Associate professor Samantha Adams from Tilburg University Law School (Netherlands) spoke about online rating and recommendations sites in health care. This phenomenon is not yet familiar in Finland, but in USA and some European countries sharing opinions and experiences about hospitals and health clinics is in use. The basic idea is to improve quality of care and patient-centeredness by increasing transparency. However, the usefulness of the sites, ethical issues and true impact on the quality of care are not simple issues and need to be discussed further.
The slides of the presentations will soon be available at the webpages of the National Society of Information Studies (Informaatiotutkimuksen yhdistys, ITY)
Niemelä, R., Ek, S., Eriksson-Backa, K. & Huotari, M.-L. (2012). A screening tool for assessing everyday health information literacy. Libri: International Journal of Libraries and Information Services 62(2): 125–134.
Oinas-Kukkonen, H & Harjumaa, M (2009) Persuasive Systems Design: Key Issues, Process Model, and System Features. Communications of the Association for Information Systems. 24(1): 485-500.
Informaatiotutkimuksen yhdistyksen (ITY ry) kevätseminaari
KE 11.5.2016, klo 9.15-13.30 Oulun yliopisto, TellUs Innovation Arena, Stage-tila
Seminaari järjestetään yhteistyössä Åbo Akademin HIBA-hankkeen ja Oulun yliopiston Informaatiotutkimuksen oppiaineen kanssa. Tilaisuuteen on vapaa pääsy, myös muille kuin ITY:n jäsenille, ei etukäteisilmoittautumista. Tilaisuutta voi seurata myös etänä (ilmoita tästä kiinnostuksesi Heidi Enwaldille viimeistään ma 9.5., email@example.com ). Seminaari on englanninkielinen.
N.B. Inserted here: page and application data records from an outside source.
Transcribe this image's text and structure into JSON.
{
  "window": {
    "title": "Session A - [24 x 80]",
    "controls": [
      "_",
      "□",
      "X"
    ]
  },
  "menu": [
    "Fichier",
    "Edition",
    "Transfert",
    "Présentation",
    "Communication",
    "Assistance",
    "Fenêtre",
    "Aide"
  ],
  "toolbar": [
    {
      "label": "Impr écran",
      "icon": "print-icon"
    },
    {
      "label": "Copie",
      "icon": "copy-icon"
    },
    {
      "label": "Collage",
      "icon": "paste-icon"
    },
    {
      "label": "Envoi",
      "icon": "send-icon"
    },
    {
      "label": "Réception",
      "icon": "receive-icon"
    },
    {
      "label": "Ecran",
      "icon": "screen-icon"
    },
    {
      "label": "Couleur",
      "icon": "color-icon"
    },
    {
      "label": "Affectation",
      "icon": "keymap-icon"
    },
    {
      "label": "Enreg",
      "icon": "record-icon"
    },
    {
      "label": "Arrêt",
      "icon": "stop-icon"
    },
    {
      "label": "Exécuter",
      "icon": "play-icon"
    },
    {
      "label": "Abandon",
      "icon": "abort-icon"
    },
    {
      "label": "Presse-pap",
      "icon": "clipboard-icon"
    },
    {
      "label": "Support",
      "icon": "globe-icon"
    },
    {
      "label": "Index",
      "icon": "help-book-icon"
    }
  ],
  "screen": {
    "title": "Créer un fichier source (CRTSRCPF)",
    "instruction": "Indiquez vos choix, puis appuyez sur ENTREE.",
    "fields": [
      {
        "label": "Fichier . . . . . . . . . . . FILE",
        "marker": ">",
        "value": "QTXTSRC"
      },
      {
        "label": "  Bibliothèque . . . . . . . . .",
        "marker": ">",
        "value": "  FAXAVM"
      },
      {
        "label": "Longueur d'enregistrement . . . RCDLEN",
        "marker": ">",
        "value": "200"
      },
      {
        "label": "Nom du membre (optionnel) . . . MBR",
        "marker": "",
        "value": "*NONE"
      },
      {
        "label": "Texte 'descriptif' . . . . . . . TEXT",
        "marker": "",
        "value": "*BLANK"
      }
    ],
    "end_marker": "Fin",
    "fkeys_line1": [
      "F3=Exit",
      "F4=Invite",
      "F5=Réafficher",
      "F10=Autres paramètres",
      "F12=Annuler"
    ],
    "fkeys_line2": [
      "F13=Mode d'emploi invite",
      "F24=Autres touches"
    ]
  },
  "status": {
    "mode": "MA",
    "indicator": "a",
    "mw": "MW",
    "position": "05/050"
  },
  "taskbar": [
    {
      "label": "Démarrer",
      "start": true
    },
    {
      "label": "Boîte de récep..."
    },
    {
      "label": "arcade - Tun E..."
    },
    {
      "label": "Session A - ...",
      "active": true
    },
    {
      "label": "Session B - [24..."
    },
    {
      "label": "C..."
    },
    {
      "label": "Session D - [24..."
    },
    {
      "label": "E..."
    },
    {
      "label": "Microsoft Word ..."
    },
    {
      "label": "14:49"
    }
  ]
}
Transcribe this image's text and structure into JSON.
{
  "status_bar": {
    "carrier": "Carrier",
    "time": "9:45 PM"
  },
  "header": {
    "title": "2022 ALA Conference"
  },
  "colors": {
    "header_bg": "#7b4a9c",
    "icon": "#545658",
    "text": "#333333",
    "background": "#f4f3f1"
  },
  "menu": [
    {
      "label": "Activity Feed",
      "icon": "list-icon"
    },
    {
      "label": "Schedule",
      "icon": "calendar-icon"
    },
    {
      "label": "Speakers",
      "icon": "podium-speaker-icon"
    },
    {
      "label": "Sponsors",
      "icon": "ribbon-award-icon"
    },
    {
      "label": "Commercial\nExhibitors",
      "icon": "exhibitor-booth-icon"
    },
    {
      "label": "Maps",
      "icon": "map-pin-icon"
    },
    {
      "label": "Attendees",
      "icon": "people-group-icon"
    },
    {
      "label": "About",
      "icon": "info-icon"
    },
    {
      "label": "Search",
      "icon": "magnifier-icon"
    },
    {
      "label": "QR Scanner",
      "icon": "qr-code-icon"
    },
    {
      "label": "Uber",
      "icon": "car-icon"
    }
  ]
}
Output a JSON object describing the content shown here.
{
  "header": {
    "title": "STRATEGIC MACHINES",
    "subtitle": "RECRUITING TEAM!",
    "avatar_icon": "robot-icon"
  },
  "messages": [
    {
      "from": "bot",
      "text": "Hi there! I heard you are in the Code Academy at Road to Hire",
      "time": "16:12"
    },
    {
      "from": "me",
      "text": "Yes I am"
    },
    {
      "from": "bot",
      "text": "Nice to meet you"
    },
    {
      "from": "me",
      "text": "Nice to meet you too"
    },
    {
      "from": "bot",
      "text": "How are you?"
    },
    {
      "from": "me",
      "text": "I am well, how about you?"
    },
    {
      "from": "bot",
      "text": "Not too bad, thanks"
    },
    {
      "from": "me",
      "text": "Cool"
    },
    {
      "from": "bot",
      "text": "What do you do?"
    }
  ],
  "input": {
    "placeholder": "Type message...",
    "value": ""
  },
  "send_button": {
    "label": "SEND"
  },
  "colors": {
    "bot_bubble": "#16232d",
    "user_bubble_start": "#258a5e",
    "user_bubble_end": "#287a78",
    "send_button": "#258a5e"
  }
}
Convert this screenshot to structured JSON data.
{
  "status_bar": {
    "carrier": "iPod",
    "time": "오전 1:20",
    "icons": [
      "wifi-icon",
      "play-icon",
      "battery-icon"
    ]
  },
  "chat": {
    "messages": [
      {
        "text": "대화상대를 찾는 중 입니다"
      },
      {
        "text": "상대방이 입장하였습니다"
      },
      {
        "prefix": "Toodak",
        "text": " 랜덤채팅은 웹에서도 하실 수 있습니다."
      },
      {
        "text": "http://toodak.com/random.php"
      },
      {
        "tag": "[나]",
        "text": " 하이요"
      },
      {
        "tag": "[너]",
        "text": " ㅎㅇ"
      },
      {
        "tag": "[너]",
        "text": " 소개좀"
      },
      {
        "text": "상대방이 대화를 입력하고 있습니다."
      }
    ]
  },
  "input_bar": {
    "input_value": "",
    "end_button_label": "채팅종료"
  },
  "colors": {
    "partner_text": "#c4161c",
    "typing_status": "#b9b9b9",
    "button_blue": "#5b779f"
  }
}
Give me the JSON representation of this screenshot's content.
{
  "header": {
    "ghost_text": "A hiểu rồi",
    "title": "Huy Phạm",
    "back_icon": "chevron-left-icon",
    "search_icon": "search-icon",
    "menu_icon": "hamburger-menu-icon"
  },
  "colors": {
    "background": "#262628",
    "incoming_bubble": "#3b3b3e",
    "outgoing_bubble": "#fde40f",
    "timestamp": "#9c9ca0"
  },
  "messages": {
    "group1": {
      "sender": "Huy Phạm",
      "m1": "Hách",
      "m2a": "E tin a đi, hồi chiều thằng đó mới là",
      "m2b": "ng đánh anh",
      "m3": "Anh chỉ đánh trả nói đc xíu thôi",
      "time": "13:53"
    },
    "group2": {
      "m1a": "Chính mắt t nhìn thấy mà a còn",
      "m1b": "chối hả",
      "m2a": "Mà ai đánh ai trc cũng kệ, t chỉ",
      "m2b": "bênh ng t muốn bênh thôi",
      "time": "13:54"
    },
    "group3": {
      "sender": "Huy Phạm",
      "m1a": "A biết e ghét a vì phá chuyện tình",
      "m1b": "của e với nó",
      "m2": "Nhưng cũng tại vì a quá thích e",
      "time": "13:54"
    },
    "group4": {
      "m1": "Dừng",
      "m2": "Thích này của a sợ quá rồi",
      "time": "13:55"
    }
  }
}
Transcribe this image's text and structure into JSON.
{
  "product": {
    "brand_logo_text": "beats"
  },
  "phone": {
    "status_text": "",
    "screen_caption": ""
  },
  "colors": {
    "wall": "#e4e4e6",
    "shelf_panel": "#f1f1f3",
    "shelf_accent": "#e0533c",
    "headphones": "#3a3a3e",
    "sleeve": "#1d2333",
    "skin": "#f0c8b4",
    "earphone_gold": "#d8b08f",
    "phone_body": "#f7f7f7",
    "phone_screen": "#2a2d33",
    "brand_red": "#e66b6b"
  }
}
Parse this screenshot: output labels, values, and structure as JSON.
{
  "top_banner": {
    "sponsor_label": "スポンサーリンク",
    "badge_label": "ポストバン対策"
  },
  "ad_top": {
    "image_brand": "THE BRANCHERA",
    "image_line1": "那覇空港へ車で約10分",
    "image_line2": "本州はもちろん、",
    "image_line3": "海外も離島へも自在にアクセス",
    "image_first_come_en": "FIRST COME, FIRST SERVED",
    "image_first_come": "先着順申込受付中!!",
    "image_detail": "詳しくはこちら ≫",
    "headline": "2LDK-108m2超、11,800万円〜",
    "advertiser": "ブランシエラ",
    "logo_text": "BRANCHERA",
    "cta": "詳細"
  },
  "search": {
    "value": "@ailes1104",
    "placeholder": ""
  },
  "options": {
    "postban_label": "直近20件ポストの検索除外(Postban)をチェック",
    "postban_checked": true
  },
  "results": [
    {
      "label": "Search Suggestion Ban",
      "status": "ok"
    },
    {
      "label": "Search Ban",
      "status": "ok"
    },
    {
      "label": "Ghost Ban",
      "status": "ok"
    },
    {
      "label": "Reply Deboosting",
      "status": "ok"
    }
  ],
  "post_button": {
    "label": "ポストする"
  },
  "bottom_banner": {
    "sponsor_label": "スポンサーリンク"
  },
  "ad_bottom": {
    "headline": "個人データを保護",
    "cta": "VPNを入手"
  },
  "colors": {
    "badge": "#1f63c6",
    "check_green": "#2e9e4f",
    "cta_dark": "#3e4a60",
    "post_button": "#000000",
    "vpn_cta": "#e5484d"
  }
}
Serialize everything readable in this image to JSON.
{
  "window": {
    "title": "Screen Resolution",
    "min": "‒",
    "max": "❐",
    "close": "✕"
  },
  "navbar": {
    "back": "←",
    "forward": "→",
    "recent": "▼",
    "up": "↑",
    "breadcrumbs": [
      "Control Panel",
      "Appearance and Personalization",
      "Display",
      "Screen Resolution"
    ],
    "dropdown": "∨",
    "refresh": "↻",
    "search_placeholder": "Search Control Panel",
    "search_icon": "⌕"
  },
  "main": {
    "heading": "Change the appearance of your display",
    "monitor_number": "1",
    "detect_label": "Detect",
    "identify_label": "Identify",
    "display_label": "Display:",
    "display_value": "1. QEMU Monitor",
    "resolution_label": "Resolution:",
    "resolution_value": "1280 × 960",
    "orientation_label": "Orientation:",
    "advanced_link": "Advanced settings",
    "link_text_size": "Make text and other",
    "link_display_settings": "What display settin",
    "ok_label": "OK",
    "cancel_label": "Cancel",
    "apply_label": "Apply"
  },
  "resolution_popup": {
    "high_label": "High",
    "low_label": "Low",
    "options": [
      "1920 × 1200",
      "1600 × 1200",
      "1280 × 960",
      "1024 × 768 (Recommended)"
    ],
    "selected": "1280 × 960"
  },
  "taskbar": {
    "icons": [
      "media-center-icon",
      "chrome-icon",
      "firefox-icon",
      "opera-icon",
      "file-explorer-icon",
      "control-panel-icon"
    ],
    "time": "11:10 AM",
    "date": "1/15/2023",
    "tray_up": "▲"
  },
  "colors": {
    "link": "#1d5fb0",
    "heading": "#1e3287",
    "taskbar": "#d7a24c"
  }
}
Seminaarin jälkeen samassa tilassa järjestetään yhdistyksen kevätkokous (suomeksi).
First part 9.15-11.00
Welcoming words, Heidi Enwald
Introduction to HIBA-project, Kristina Eriksson-Backa (20 min)
GASEL project: eServices for healthy ageing, Heidi Enwald (20 min)
Everyday health information literacy in different populations, Noora Hirvonen (20 min)
From all the presentations 10 min discussion
Pasi Karppinen: Health Behavior Change Support Systems – Case of Preventing Metabolic Syndrome (20 min + 10 min for discussion)
Hai Nguyen: Exploring Health Information Technology implementation success factors – a comparative investigation in Nordic countries (20 min + 10 min for discussion)
Samantha Adams: Questioning the rise of online rating and recommendation sites in healthcare (30 minutes + 10 minutes for discussion)
Closing of the seminar, Heidi Enwald
Pieni tauko ja n. 12.40 alkaen ITY:n kevätkokous samassa tilassa (kesto noin 1 h). Kaikki yhdistyksen toiminnasta kiinnostuneet ovat tervetulleita kokoukseen!